Figure 10. Comparison of a portion of the spectrum of a tomato purée and the same one doped with pesticide.
The numerical indexes talk clear: CI and E* are clearly visible, in Figure 11, a sign inversion in the presence of Chlorpyrifos doping.
Figure 11. Comparison between numerical indexes CI and E*.
Figure 12. The numerical indexes can be summarized in a traffic light code, useful for the operator.
Thanks to Hydra, now we know what frequencies we need to monitor and how the numerical indexes vary: we can identify very small variations that detect the presence of pesticides (Chlorpirifos).
From these indexes, it is possible to create a customization of the software and generate a traffic light system (Figure 12) that helps the operator to assess at a glance the quality of the product or the need to deepen the analysis at a chemical laboratory.
Our experiments and our deductions have drawn particular inspiration from the work of:
Stagno C. “Caratterizzazione dei sottoprodotti della filiera del pomodoro per un potenziale sviluppo industriale“, Università degli Studi di Ferrara, 2010.
 Oumy Diop, Umberto Cerasani, “Light Reflection Spectrum Comparison of Pesticides Free Foods, Organic Foods and Conventional Farming Foods for VIS NIR Filter Creation”, CENTRIC 2016, pp 42-49

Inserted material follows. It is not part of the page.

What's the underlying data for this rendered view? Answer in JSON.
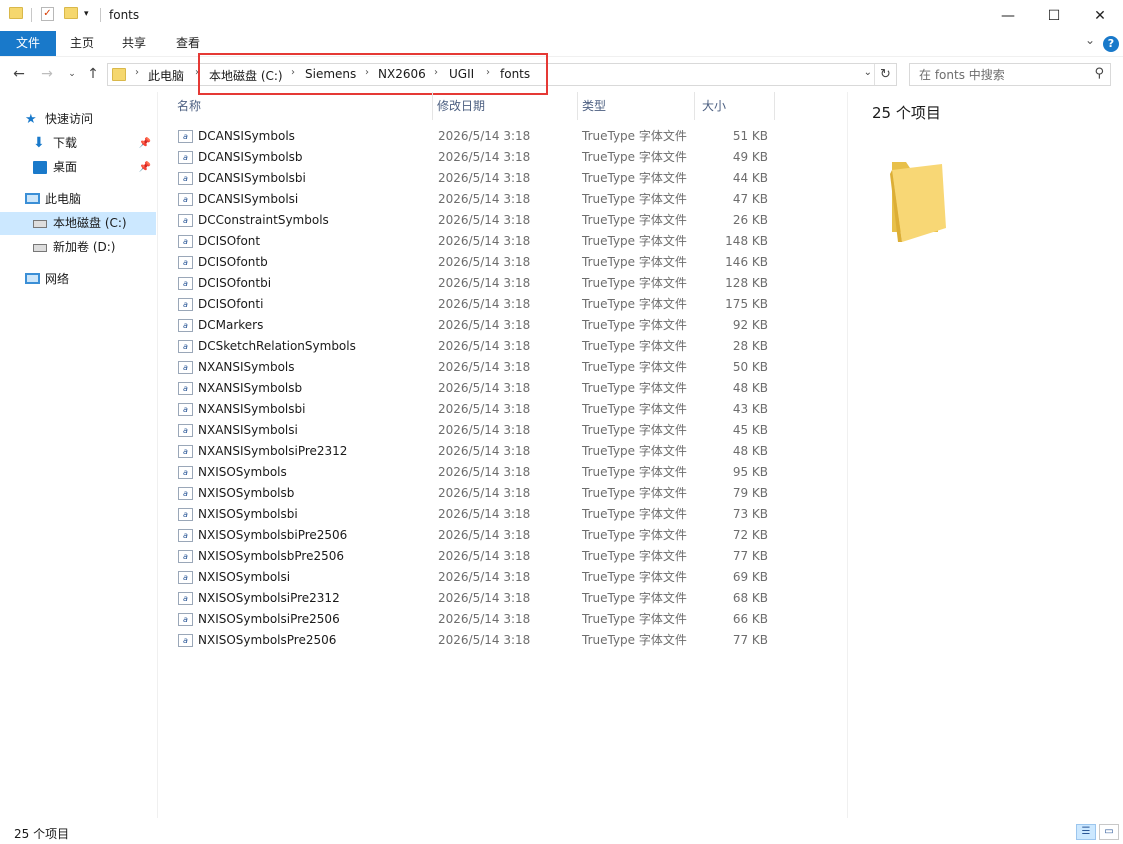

 Wen Li, Ming Sun, Minzan Li, “A survey of determination for organophosphorus pesticide residue in agricultural products”, Advance Journal of Food Science and Technology 5(4): 381-386, 2013
 Yankun Peng, Yongyu Li and Jingjing Chen (2012). Optical Technologies for Determination of Pesticide Residue, Infrared Spectroscopy – Materials Science, Engineering and Technology, Prof. Theophanides Theophile (Ed.), ISBN: 978-953-51-0537-4, InTech
 D. Pimentel, “Environmental and economic costs of the application of pesticides primarily in the United States”, Environment, development and sustainability, vol. 7, pp. 229-252, 2005.
 D. Yang and Y. Ying, “Applications of Raman spectroscopy in agricultural products and food analysis: a review”, Applied Spectroscopy Reviews, vol. 46, pp. 539-560, 2011.
 L. R. Goldman, “Managing pesticide chronic health risks: US policies”, Journal of agromedicine, vol. 12, pp. 67-75, 2007.
 C. f. D. C. a. Prevention. (2013). CDC – Pesticide Illness & Injury Surveillance – NIOSH Workplace Safety and Health Topic.
 Mughal BB, Fini JB, Demeneix BA, “Thyroid-disrupting chemicals and brain development: an update”, Endocr Connect 2018 Apr; 7(4):R160-R186. doi: 10.1530/EC-18-0029.